Mother Nature Grows Irritated
The day after Christmas. On this date in 2004, one tectonic plate slipped under another in the middle of the Indian Ocean, and all hell broke loose. The event triggered a 9.3 magnitude earthquake, releasing energy roughly equating to 23,000 Hiroshima atomic bombs, causing the entire planet to vibrate and altering the earth’s rotation. Fifty-foot tsunamis slammed into coastlines around the world, killing 230,000 people, which is impressive but doesn’t hold a candle to the number of people people can take out when they set their mind to it.
It took four centuries, but the civilized countries of the world managed to slaughter 145 million indigenous savages on the American continents. Having done its part to achieve this goal, the United States, after a few nickle-and-dime skirmishes, became impatient and pit its own young men against each other in a Civil War that took out 620,000 of them, a slaughter record that the combined resources of two world wars, the Korean War and a string of petty conflicts could not surpass until the Vietnam War when the total number of U.S. deaths in foreign wars inched up to 644,000.
This figure is a candle in the wind compared with the global effort to slaughter people with war. World War I managed to take out 20 million in four years, and World War II quadrupled that figure with over 85 million. But all of these efforts to kill more people with war than anyone before you are dwarfed by the Taiping Rebellion in China (1850 – 1864) that in 14 short years took out a whopping 100 million people.

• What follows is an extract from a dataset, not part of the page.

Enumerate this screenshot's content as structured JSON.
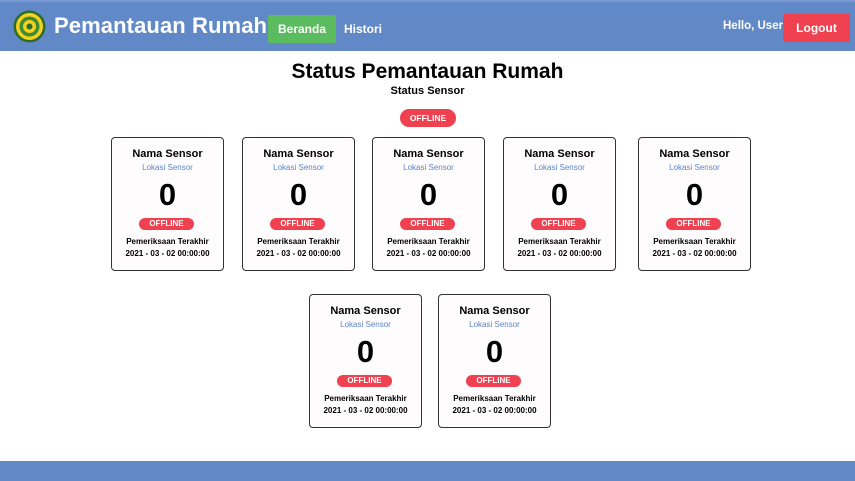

Mother Nature is not impressed. She’s more concerned with what we are doing to her, and soon she will slap our hand. She’ll take away our water and visit us with a pestilence that will make our wars look like child’s play. She’ll wipe us off the face of the earth and start anew.